Simple Algorithm for Google’s Rankings

    May 30, 2007

Perhaps Google’s algorithm isn’t as difficult as we all think?

No, I haven’t been sitting in front of the microwave for too long again. Before you rip me to pieces, give me a few seconds to explain myself!

Possible Technology Limitations

Now, we all know that Google has one of the largest server farms in the world, estimated upwards of 250,000 individual servers spread worldwide. In spite of this fact, many people lost sight of the fact that Google only has a finite (albeit large) amount or resources.

If we estimate that Google crawls 100 million+ new pages per day, they are likely to encounter a billion or more new links on a daily basis. I think it is plausible that given the ‘100 factors’ supposedly composing the algorithm, Google may find itself running short on server power while crunching all the incoming data. For example, many of the ‘factors’ which are assumed to influence an outgoing link’s value are dependent on characteristics of incoming links. This could continue recursively back through many layers of the page heirarchy. Links are only one example of hard-to-crunch data; undoubtedly there are more costly factors to take into account.

Additionally, one needs to consider latency times to transmit data between server farms located on all different continents. For instance, data transmitted from Eastern Asia would take likely 100ms to reach the Continental US. Since page information is likely distributed among the various server farms, there could be signifigant transport delays involved in obtaining the data for a larger algorithm.

Remember that a certain proportion of Google’s server farm is not dedicated to their ranking algorithm; much of their hardware contains the finalized results which they serve out. Not only that, much of the hardware contains duplicate information: for instance, there are numerous data centers serving out identical information to search requests in the United States; a similar situation is seen in most foreign countries.

Geniuses and ‘Good’ Algorithms

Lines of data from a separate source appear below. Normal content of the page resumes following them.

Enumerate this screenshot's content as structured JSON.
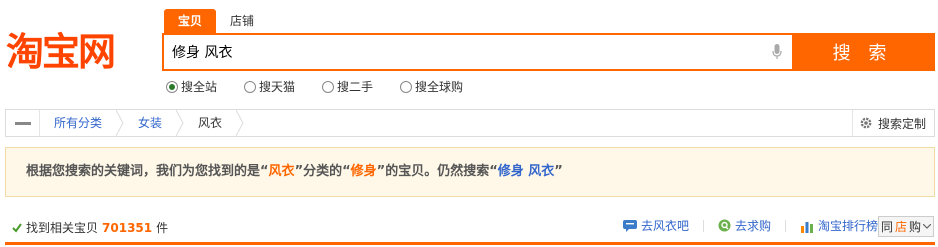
{
  "logo": {
    "text": "淘宝网"
  },
  "search": {
    "tabs": [
      {
        "label": "宝贝",
        "active": true
      },
      {
        "label": "店铺",
        "active": false
      }
    ],
    "query": "修身 风衣",
    "button_label": "搜 索",
    "mic_icon": "microphone-icon",
    "scopes": [
      {
        "label": "搜全站",
        "checked": true
      },
      {
        "label": "搜天猫",
        "checked": false
      },
      {
        "label": "搜二手",
        "checked": false
      },
      {
        "label": "搜全球购",
        "checked": false
      }
    ]
  },
  "breadcrumb": {
    "items": [
      {
        "label": "所有分类",
        "link": true
      },
      {
        "label": "女装",
        "link": true
      },
      {
        "label": "风衣",
        "link": false
      }
    ],
    "custom_label": "搜索定制",
    "custom_icon": "gear-icon"
  },
  "notice": {
    "prefix": "根据您搜索的关键词，我们为您找到的是“",
    "category": "风衣",
    "mid1": "”分类的“",
    "attribute": "修身",
    "mid2": "”的宝贝。仍然搜索“",
    "original_query": "修身 风衣",
    "suffix": "”"
  },
  "results": {
    "prefix": "找到相关宝贝",
    "count": "701351",
    "suffix": "件"
  },
  "links": [
    {
      "label": "去风衣吧",
      "icon": "chat-bubble-icon"
    },
    {
      "label": "去求购",
      "icon": "quote-icon"
    },
    {
      "label": "淘宝排行榜",
      "icon": "bar-chart-icon"
    }
  ],
  "same_store": {
    "prefix": "同",
    "store": "店",
    "suffix": "购"
  },
  "colors": {
    "accent": "#ff6600",
    "link": "#3366cc",
    "notice_bg": "#fff8e8"
  }
}
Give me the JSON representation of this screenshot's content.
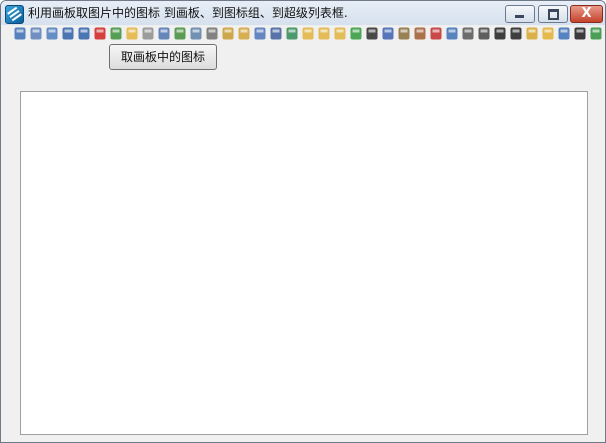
{
  "window": {
    "title": "利用画板取图片中的图标 到画板、到图标组、到超级列表框.",
    "close_glyph": "X"
  },
  "toolbar": {
    "icons": [
      {
        "name": "cut-icon",
        "color": "#3a6db5"
      },
      {
        "name": "copy-icon",
        "color": "#5b7fb8"
      },
      {
        "name": "paste-icon",
        "color": "#4c7cc0"
      },
      {
        "name": "undo-icon",
        "color": "#2f5fa8"
      },
      {
        "name": "redo-icon",
        "color": "#2f5fa8"
      },
      {
        "name": "delete-icon",
        "color": "#d02020"
      },
      {
        "name": "image-icon",
        "color": "#3b8f3b"
      },
      {
        "name": "open-folder-icon",
        "color": "#e3b33a"
      },
      {
        "name": "edit-page-icon",
        "color": "#8d8d8d"
      },
      {
        "name": "properties-icon",
        "color": "#4e73b0"
      },
      {
        "name": "pointer-icon",
        "color": "#3f8c3a"
      },
      {
        "name": "zoom-icon",
        "color": "#5c7fa6"
      },
      {
        "name": "print-icon",
        "color": "#6f6f6f"
      },
      {
        "name": "lock-folder-icon",
        "color": "#c89a2e"
      },
      {
        "name": "lock-icon",
        "color": "#d2a336"
      },
      {
        "name": "box-icon",
        "color": "#4c73b7"
      },
      {
        "name": "save-icon",
        "color": "#3d5d9c"
      },
      {
        "name": "save-all-icon",
        "color": "#2f8a56"
      },
      {
        "name": "new-folder-icon",
        "color": "#e0b23c"
      },
      {
        "name": "folder-add-icon",
        "color": "#e0b23c"
      },
      {
        "name": "folder-remove-icon",
        "color": "#e0b23c"
      },
      {
        "name": "green-cube-icon",
        "color": "#2e9a3a"
      },
      {
        "name": "grid-icon",
        "color": "#2b2b2b"
      },
      {
        "name": "text-icon",
        "color": "#3b5fb0"
      },
      {
        "name": "brush-icon",
        "color": "#8a6d3b"
      },
      {
        "name": "paint-icon",
        "color": "#a0592e"
      },
      {
        "name": "clear-icon",
        "color": "#c22b2b"
      },
      {
        "name": "page-icon",
        "color": "#3b6fb5"
      },
      {
        "name": "select-icon",
        "color": "#555555"
      },
      {
        "name": "crop-icon",
        "color": "#444444"
      },
      {
        "name": "frame-icon",
        "color": "#1f1f1f"
      },
      {
        "name": "frame-bold-icon",
        "color": "#1f1f1f"
      },
      {
        "name": "effects-icon",
        "color": "#d7a52a"
      },
      {
        "name": "star-icon",
        "color": "#e2b02f"
      },
      {
        "name": "network-icon",
        "color": "#3a6fb8"
      },
      {
        "name": "monitor-icon",
        "color": "#1b1b1b"
      },
      {
        "name": "exchange-icon",
        "color": "#2e8f3a"
      }
    ]
  },
  "main": {
    "canvas_action_button": "取画板中的图标"
  }
}
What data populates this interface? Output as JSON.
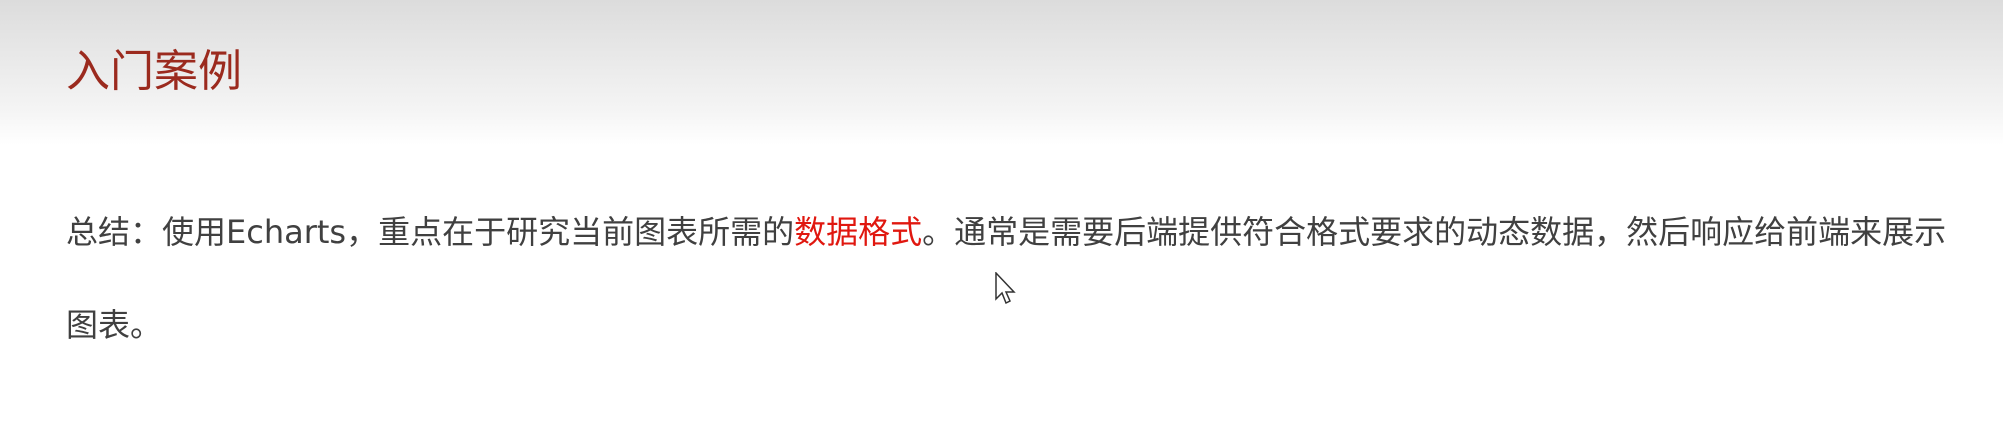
{
  "slide": {
    "title": "入门案例",
    "summary_prefix": "总结：使用Echarts，重点在于研究当前图表所需的",
    "summary_highlight": "数据格式",
    "summary_suffix": "。通常是需要后端提供符合格式要求的动态数据，然后响应给前端来展示图表。",
    "highlight_color": "#e0170f",
    "title_color": "#9b2a1e"
  }
}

Cringely’s recent article on PBS once again brought to the forefront one important fact: Google is composed of genius engineers and computer scientists. Every computer scientist knows that the ‘best’ algorithms are the ones that solve the largest number of potential cases in the least amount of steps, in the simplest fashion possible.

A well designed algorithm conveys a sense of beauty to a computer scientist; there is nothing like taking a huge, ugly algorithm written quickly to solve a problem, and refining it into a short, effective, and quick piece of work. A simple but effective algorithm has an elegance around it that is recognized by all who work with it.


As a result of the makeup of Google’s employee body, I would suspect work is constantly being done to simplify the Google algorithm while maintaining the same level of effectiveness it currently has, and I believe it is quite possible that the algorithm that is currently in place is much simpler than we have been led to believe. There is financial benefit to using a ’simple’ algorithm: by cutting down on machine time, Google would be able to get better use out of its machine time, which has obvious financial implications.

What are your thoughts? Personally, this is just a theory: until we know better, I am just going to continue with my mental picture of the ‘big’ algorithm, and all the various on-page and off-page factors we traditionally assume they look at.